PRIVATIZATION IN INDIA
The idea of socialist economy of nationalization has been proved wrong. Some of the critics of nationalization called it state capitalism. But by the end of 1990 it was realized by the people of East European countries which were the breeding ground of Communism that it served the bureaucrats, dictators and generals in the armed forces. The proletariat (worker) and the common man could not get any benefit from the system.
The progress of a country depends upon increase in production – in industries, agriculture services, transport, and management and communication net work. All of these can be both in the private sector and the public i.e., nationalized sector. In private sector personal interests is the driving force in small installations as well as huge concerns. In public sector it is no one’s work. With a corrupt bureaucracy and slumbering management one may not work at all, may not add a single penny of the G.RP. and no one minds it for all sail in the same boat. A private doctor remains in his clinic from morning till evening. A doctor in Public Health Service may visit the dispensary once a weak. It has created a vast army of shirkers in India. Efficiency is at a very low ebb in the public sector.

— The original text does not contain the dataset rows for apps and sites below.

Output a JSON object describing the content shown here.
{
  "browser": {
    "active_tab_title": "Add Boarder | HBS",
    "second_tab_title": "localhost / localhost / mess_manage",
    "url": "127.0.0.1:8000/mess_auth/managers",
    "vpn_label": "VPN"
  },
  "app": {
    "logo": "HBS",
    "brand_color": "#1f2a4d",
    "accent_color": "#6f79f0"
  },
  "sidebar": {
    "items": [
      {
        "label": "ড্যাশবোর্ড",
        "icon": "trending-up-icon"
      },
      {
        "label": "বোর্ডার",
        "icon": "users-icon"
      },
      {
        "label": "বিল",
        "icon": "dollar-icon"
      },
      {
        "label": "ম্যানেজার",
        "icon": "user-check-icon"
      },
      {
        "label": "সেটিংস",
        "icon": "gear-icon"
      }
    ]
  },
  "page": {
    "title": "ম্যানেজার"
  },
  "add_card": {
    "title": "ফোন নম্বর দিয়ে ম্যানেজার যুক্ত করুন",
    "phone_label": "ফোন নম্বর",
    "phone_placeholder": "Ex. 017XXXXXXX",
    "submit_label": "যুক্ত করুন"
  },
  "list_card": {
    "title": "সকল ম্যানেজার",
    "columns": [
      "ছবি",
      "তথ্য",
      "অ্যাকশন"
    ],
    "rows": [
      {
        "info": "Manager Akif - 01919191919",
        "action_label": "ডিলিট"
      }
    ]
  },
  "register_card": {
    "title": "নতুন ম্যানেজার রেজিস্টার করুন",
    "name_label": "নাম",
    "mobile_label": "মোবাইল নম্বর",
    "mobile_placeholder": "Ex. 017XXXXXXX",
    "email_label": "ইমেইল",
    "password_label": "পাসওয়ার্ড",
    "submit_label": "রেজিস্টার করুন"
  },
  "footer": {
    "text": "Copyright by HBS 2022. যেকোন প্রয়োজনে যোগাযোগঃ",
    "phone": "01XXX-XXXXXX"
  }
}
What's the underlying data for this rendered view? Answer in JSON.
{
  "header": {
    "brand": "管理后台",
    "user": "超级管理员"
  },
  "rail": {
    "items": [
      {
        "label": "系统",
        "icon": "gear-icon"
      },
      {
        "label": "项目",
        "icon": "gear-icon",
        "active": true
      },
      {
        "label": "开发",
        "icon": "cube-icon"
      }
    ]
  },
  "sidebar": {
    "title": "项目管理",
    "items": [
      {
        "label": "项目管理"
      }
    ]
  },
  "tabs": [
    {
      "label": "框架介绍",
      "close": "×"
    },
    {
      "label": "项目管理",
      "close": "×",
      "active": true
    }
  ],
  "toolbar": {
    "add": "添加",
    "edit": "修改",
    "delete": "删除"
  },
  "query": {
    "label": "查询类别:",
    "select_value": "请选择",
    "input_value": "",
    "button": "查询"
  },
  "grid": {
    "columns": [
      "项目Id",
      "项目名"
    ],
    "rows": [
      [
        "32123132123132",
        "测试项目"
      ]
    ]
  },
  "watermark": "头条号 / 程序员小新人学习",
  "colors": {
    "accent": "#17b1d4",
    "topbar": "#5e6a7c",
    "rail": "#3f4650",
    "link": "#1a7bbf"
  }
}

Accountability is another important factor in increasing the productivity. If the output falls someone should be responsible for it. It is this factor that makes the people sincere in the private sector. One is judged not from his political contacts or flattery but from the work and quality of work he puts in. Not only promotions but even the continuity of job depends on it. In public sector no one is accountable for the loss of production, accumulation of stocks, and failure of sales, outdated machinery and non adherence to quality. It all leads to heavy losses. In only one sector i.e., textiles there are more than 100 sick mills under National Textile Corporation which are being run under these constraints resulting in heavy losses. Steel Industry, heavy chemicals, fertilizer, power generation, transport all meet the same fate in public sector. It is because of this that Russia has been importing food grains from the USA, Canada and Australia for a long time.
After the coup of the hardliners against Gorbachev in August 1991 USSR had only ten days food for all people of the country. It has given rise to two phenomenon—Privatization of all production units and a shift from socialistic to market economy. After the fall of the Berlin wall all nationalized services were sold to private industrialists and managerial concerns in Germany. Same was the fate of agencies of production in Poland, Czechoslovakia, Romania, Hungary and Bulgaria. Russia is no exception to it while China has already invited and accommodated a number of foreign industrialists. Mr. N. D. Prabhu who retired as chairman and managing director of Canara Bank said that there should be least interference of the government in the functioning of banks. It will be a good day when the politicians in this country realize that not nationalization but privatization is the real panacea for most of the economic ills.